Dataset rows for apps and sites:
..............................

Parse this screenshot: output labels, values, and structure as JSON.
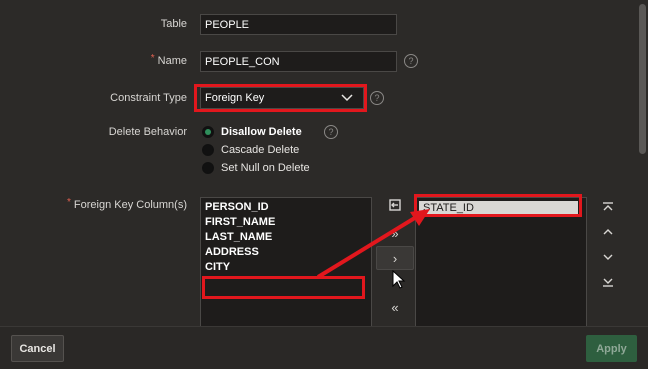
{
  "form": {
    "table_label": "Table",
    "table_value": "PEOPLE",
    "name_label": "Name",
    "name_value": "PEOPLE_CON",
    "constraint_type_label": "Constraint Type",
    "constraint_type_value": "Foreign Key",
    "delete_behavior_label": "Delete Behavior",
    "delete_options": [
      "Disallow Delete",
      "Cascade Delete",
      "Set Null on Delete"
    ],
    "delete_selected": "Disallow Delete",
    "fk_columns_label": "Foreign Key Column(s)",
    "required_marker": "*",
    "help_glyph": "?"
  },
  "shuttle": {
    "available": [
      "PERSON_ID",
      "FIRST_NAME",
      "LAST_NAME",
      "ADDRESS",
      "CITY"
    ],
    "selected": [
      "STATE_ID"
    ],
    "buttons": {
      "reset_icon": "reset-icon",
      "move_all": "»",
      "move": "›",
      "remove_all": "«",
      "top": "top-icon",
      "up": "up-icon",
      "down": "down-icon",
      "bottom": "bottom-icon"
    }
  },
  "footer": {
    "cancel_label": "Cancel",
    "apply_label": "Apply"
  },
  "colors": {
    "background": "#2c2a28",
    "annotation_red": "#e2171d",
    "apply_green": "#2e5f3f",
    "radio_selected": "#2f8f5b"
  }
}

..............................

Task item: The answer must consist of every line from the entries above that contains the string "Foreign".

Answer for this exercise:
    "constraint_type_value": "Foreign Key",
    "fk_columns_label": "Foreign Key Column(s)",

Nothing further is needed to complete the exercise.